**Exercise instructions**
Start at the top of the records below and copy them exactly to the end.
**** Dataset records
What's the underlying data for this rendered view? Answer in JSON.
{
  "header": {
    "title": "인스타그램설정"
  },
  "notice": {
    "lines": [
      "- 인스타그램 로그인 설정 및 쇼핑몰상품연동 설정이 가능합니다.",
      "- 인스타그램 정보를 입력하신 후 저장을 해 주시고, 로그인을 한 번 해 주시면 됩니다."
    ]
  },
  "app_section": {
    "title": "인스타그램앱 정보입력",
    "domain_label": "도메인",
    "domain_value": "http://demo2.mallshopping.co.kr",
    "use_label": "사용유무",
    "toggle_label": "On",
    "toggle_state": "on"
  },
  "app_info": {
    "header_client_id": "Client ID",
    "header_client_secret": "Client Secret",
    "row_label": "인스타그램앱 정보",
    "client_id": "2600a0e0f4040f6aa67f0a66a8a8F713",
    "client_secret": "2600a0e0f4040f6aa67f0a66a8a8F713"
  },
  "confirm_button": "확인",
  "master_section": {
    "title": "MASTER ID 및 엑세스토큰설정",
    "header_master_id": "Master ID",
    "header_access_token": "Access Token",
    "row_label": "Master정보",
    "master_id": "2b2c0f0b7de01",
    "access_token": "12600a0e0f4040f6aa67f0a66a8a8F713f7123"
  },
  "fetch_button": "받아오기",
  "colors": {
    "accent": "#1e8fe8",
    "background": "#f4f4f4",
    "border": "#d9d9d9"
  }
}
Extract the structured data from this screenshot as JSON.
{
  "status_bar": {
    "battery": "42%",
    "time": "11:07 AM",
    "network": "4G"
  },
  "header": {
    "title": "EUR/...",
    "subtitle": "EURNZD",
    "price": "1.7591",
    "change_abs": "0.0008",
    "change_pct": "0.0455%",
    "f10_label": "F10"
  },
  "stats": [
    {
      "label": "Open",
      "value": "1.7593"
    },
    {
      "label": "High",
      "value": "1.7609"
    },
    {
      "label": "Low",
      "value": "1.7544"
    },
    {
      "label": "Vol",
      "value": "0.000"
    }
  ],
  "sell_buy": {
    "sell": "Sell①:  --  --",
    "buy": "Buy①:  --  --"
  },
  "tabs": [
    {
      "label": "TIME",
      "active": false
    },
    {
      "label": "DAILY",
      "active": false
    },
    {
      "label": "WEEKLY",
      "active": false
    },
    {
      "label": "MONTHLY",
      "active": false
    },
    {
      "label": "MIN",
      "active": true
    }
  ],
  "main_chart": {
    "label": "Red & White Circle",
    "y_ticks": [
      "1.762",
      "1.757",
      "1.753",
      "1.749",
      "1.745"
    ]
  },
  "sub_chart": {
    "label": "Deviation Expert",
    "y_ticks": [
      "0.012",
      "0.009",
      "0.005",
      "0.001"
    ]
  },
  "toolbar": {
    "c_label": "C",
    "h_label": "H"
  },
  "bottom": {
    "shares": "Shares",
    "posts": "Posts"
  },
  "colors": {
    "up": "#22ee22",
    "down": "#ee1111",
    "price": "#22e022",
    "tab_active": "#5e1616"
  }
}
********
**Finished exercise**
What's the underlying data for this rendered view? Answer in JSON.
{
  "header": {
    "title": "인스타그램설정"
  },
  "notice": {
    "lines": [
      "- 인스타그램 로그인 설정 및 쇼핑몰상품연동 설정이 가능합니다.",
      "- 인스타그램 정보를 입력하신 후 저장을 해 주시고, 로그인을 한 번 해 주시면 됩니다."
    ]
  },
  "app_section": {
    "title": "인스타그램앱 정보입력",
    "domain_label": "도메인",
    "domain_value": "http://demo2.mallshopping.co.kr",
    "use_label": "사용유무",
    "toggle_label": "On",
    "toggle_state": "on"
  },
  "app_info": {
    "header_client_id": "Client ID",
    "header_client_secret": "Client Secret",
    "row_label": "인스타그램앱 정보",
    "client_id": "2600a0e0f4040f6aa67f0a66a8a8F713",
    "client_secret": "2600a0e0f4040f6aa67f0a66a8a8F713"
  },
  "confirm_button": "확인",
  "master_section": {
    "title": "MASTER ID 및 엑세스토큰설정",
    "header_master_id": "Master ID",
    "header_access_token": "Access Token",
    "row_label": "Master정보",
    "master_id": "2b2c0f0b7de01",
    "access_token": "12600a0e0f4040f6aa67f0a66a8a8F713f7123"
  },
  "fetch_button": "받아오기",
  "colors": {
    "accent": "#1e8fe8",
    "background": "#f4f4f4",
    "border": "#d9d9d9"
  }
}
Extract the structured data from this screenshot as JSON.
{
  "status_bar": {
    "battery": "42%",
    "time": "11:07 AM",
    "network": "4G"
  },
  "header": {
    "title": "EUR/...",
    "subtitle": "EURNZD",
    "price": "1.7591",
    "change_abs": "0.0008",
    "change_pct": "0.0455%",
    "f10_label": "F10"
  },
  "stats": [
    {
      "label": "Open",
      "value": "1.7593"
    },
    {
      "label": "High",
      "value": "1.7609"
    },
    {
      "label": "Low",
      "value": "1.7544"
    },
    {
      "label": "Vol",
      "value": "0.000"
    }
  ],
  "sell_buy": {
    "sell": "Sell①:  --  --",
    "buy": "Buy①:  --  --"
  },
  "tabs": [
    {
      "label": "TIME",
      "active": false
    },
    {
      "label": "DAILY",
      "active": false
    },
    {
      "label": "WEEKLY",
      "active": false
    },
    {
      "label": "MONTHLY",
      "active": false
    },
    {
      "label": "MIN",
      "active": true
    }
  ],
  "main_chart": {
    "label": "Red & White Circle",
    "y_ticks": [
      "1.762",
      "1.757",
      "1.753",
      "1.749",
      "1.745"
    ]
  },
  "sub_chart": {
    "label": "Deviation Expert",
    "y_ticks": [
      "0.012",
      "0.009",
      "0.005",
      "0.001"
    ]
  },
  "toolbar": {
    "c_label": "C",
    "h_label": "H"
  },
  "bottom": {
    "shares": "Shares",
    "posts": "Posts"
  },
  "colors": {
    "up": "#22ee22",
    "down": "#ee1111",
    "price": "#22e022",
    "tab_active": "#5e1616"
  }
}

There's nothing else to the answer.